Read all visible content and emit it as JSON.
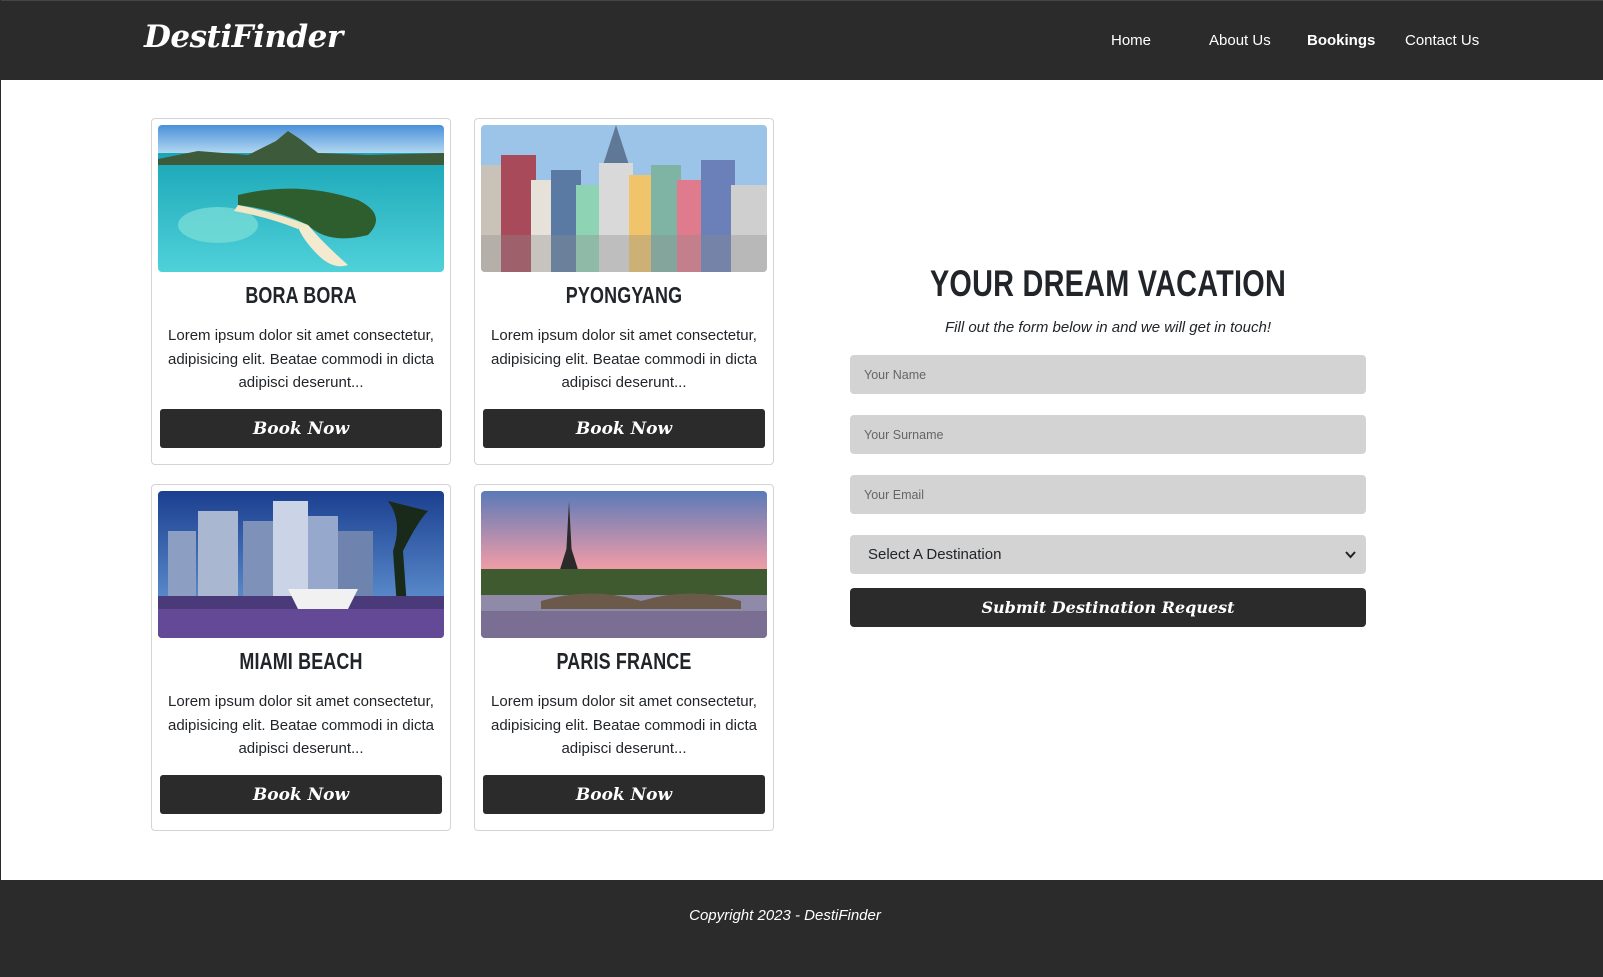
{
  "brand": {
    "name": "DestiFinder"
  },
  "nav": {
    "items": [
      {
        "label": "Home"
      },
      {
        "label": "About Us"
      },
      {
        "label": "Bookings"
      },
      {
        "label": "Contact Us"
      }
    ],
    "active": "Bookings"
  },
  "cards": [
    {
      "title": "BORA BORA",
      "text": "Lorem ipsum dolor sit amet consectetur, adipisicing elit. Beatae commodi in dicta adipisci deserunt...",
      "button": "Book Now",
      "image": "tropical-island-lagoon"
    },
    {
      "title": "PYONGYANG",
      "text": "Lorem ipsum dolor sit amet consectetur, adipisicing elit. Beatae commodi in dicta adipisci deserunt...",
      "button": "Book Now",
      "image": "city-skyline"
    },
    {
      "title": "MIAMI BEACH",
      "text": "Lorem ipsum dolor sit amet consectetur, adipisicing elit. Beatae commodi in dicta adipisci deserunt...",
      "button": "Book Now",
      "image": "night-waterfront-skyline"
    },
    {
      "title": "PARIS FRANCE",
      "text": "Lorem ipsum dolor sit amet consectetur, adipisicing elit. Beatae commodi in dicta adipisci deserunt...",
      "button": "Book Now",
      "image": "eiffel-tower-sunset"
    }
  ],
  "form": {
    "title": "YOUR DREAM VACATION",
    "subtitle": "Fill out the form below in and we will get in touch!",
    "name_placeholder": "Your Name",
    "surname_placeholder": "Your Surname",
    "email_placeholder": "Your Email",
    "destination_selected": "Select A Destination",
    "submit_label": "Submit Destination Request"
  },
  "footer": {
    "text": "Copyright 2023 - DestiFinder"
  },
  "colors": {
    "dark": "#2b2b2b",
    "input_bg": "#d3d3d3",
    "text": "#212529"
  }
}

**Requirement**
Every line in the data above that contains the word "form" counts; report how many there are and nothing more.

**Task solution**
2